## Work required
Among the records, how many lines carry the string "QElectroTech"? Give that number with nothing added.

= = =

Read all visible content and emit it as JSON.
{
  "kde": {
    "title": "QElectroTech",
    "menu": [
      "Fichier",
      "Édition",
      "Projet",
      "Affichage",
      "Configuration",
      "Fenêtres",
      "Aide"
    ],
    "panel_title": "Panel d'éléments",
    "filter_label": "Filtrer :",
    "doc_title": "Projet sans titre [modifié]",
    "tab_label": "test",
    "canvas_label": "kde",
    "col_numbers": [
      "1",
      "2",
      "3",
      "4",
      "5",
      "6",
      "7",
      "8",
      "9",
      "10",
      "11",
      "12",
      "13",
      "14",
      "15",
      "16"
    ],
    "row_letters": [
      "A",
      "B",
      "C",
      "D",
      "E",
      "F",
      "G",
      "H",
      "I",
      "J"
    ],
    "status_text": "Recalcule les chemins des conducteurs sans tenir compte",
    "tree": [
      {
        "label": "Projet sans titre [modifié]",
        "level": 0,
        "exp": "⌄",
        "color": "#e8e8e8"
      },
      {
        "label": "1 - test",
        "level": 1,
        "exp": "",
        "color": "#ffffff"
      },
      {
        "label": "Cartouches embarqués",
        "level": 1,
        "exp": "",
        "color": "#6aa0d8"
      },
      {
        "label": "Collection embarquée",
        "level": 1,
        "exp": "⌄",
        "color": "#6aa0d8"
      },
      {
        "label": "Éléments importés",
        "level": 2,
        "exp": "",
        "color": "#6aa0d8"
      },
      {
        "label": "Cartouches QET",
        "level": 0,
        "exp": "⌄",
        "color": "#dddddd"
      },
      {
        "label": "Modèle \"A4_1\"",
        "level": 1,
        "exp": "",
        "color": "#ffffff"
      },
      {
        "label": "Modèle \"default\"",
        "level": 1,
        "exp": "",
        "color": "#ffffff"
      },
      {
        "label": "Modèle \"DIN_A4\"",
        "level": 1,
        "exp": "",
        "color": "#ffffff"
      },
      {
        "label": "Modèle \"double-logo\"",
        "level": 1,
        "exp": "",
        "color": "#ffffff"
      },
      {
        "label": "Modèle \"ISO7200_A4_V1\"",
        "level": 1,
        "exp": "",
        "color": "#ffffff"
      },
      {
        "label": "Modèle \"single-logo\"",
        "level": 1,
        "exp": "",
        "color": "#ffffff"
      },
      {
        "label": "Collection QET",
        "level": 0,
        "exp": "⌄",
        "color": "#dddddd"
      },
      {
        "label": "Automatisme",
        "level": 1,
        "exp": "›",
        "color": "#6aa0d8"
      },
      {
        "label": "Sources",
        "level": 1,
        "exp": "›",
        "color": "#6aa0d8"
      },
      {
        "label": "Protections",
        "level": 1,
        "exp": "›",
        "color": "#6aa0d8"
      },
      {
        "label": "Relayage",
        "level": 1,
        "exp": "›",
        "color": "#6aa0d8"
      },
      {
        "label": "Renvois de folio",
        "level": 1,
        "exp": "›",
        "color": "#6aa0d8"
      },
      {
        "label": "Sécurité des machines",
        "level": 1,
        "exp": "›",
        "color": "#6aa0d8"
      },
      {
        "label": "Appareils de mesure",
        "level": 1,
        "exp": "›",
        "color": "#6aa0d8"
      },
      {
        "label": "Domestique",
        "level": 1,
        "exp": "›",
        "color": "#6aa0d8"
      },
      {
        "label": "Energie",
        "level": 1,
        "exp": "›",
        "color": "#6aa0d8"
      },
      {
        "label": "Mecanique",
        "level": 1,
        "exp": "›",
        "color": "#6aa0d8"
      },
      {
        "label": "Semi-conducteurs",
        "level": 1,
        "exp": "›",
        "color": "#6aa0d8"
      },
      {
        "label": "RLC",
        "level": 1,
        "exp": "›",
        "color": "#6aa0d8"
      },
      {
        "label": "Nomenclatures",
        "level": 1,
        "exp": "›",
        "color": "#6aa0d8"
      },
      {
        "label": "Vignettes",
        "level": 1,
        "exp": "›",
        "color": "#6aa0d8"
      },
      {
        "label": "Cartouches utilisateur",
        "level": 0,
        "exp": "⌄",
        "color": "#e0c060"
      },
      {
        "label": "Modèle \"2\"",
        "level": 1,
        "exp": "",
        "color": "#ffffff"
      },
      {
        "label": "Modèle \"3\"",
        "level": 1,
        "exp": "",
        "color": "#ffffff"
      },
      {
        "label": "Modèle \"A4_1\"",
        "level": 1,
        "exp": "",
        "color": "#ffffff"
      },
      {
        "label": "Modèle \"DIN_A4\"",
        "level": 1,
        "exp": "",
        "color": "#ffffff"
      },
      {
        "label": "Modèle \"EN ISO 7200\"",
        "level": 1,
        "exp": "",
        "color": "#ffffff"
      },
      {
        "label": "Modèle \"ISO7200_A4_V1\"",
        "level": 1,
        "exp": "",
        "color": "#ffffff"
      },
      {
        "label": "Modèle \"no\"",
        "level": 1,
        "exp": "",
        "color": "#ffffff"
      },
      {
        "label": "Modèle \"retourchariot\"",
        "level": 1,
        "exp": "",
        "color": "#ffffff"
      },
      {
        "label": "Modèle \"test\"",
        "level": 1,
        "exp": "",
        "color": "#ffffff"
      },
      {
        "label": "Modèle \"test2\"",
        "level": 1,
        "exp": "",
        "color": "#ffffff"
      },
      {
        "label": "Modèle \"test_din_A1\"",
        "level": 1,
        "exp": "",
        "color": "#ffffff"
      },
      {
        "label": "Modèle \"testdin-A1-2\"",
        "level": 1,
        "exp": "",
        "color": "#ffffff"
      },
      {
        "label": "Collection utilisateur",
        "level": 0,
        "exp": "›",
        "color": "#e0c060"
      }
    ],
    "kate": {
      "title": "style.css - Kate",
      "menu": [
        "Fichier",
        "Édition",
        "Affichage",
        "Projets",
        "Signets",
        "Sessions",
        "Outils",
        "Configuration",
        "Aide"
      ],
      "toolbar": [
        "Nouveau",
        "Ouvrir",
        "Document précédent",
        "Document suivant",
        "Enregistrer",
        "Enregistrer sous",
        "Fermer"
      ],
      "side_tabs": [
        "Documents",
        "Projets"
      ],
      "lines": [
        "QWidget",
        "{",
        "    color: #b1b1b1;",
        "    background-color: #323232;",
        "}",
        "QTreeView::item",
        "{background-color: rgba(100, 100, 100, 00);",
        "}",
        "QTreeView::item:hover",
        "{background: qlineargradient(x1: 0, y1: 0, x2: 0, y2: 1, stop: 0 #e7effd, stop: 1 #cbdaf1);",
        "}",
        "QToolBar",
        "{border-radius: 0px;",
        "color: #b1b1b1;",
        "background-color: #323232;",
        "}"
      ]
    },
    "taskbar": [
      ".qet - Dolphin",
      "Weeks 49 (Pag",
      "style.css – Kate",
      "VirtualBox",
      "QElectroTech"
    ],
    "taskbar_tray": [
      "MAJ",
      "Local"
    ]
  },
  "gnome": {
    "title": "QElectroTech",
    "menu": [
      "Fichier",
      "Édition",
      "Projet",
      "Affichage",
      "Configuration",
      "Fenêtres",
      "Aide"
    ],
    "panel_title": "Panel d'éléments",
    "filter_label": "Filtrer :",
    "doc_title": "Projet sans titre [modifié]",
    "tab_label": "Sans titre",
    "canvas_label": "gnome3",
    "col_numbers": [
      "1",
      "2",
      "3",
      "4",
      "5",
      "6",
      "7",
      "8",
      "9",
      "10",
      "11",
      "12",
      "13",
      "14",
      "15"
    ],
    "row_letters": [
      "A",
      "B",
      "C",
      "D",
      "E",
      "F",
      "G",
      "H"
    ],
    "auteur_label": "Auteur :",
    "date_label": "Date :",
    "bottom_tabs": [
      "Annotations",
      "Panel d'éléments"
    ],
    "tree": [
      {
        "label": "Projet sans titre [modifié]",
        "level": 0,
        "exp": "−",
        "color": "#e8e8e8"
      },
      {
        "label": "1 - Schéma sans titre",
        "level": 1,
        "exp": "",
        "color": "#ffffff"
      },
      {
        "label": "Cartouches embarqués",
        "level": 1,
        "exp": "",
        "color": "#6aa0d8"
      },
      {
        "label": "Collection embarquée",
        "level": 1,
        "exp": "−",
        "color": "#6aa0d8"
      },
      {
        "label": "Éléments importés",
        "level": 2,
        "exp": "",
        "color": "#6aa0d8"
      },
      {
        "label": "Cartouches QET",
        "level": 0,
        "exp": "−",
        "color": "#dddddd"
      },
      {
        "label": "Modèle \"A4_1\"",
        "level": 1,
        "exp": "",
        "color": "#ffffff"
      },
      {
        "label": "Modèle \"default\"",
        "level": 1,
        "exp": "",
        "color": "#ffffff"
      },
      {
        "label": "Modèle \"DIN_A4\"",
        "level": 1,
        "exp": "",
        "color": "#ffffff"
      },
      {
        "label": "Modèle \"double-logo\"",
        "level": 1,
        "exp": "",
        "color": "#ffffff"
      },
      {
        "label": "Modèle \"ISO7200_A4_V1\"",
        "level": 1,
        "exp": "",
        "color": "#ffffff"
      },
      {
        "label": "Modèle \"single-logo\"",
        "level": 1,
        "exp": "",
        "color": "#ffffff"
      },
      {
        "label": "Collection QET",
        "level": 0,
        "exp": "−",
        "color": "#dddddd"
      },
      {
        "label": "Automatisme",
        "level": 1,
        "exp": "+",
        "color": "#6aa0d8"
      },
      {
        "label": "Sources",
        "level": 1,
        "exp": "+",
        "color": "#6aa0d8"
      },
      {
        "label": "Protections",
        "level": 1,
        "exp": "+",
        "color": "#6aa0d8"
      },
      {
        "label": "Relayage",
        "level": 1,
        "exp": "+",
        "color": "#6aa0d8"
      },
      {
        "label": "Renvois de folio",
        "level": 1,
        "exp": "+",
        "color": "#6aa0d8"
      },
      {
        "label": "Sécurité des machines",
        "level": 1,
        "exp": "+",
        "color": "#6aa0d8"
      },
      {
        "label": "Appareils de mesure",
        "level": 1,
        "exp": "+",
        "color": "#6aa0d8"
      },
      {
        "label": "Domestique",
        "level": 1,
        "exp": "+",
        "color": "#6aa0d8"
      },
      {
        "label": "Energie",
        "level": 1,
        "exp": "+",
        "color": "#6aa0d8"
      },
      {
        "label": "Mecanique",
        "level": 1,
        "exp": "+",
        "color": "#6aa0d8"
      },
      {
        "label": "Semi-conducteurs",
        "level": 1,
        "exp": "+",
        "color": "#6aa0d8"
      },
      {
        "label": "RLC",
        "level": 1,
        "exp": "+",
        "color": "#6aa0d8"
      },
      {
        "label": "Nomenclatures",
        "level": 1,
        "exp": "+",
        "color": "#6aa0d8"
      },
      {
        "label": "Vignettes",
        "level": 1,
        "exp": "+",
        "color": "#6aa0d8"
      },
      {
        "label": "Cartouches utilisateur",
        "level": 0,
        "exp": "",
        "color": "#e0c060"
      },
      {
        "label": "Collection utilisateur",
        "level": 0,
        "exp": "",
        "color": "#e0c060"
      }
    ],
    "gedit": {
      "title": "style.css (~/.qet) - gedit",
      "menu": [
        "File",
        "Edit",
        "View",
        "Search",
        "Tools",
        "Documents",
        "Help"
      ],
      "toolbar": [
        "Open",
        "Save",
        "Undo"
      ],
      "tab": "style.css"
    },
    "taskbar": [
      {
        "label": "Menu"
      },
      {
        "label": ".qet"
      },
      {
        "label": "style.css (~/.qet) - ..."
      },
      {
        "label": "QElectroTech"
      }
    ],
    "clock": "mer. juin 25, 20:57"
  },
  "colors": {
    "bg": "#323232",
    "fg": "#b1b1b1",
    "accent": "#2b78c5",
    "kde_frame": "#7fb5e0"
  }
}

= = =

## Solution to this task
4